#### [Work instruction]
The answer must be an exact copy of the records, with every picture left out.

#### [Entries supplied]
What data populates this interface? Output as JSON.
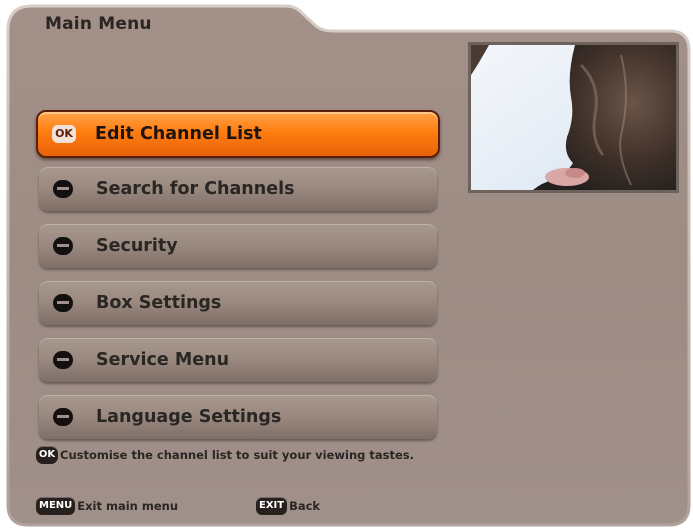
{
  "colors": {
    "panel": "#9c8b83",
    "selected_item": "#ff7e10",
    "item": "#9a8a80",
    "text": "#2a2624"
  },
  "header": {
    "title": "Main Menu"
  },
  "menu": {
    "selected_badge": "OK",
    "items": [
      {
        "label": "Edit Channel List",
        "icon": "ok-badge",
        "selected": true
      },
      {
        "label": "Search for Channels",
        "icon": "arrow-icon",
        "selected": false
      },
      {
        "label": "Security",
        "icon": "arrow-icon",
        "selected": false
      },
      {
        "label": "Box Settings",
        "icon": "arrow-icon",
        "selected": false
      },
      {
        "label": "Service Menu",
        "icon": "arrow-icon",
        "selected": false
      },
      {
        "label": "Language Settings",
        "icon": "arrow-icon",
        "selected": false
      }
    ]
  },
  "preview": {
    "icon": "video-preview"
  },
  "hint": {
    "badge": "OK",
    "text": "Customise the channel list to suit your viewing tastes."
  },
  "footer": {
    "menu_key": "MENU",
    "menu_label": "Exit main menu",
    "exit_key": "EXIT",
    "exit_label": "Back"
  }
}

#### [Exercise response]
What data populates this interface? Output as JSON.
{
  "colors": {
    "panel": "#9c8b83",
    "selected_item": "#ff7e10",
    "item": "#9a8a80",
    "text": "#2a2624"
  },
  "header": {
    "title": "Main Menu"
  },
  "menu": {
    "selected_badge": "OK",
    "items": [
      {
        "label": "Edit Channel List",
        "icon": "ok-badge",
        "selected": true
      },
      {
        "label": "Search for Channels",
        "icon": "arrow-icon",
        "selected": false
      },
      {
        "label": "Security",
        "icon": "arrow-icon",
        "selected": false
      },
      {
        "label": "Box Settings",
        "icon": "arrow-icon",
        "selected": false
      },
      {
        "label": "Service Menu",
        "icon": "arrow-icon",
        "selected": false
      },
      {
        "label": "Language Settings",
        "icon": "arrow-icon",
        "selected": false
      }
    ]
  },
  "preview": {
    "icon": "video-preview"
  },
  "hint": {
    "badge": "OK",
    "text": "Customise the channel list to suit your viewing tastes."
  },
  "footer": {
    "menu_key": "MENU",
    "menu_label": "Exit main menu",
    "exit_key": "EXIT",
    "exit_label": "Back"
  }
}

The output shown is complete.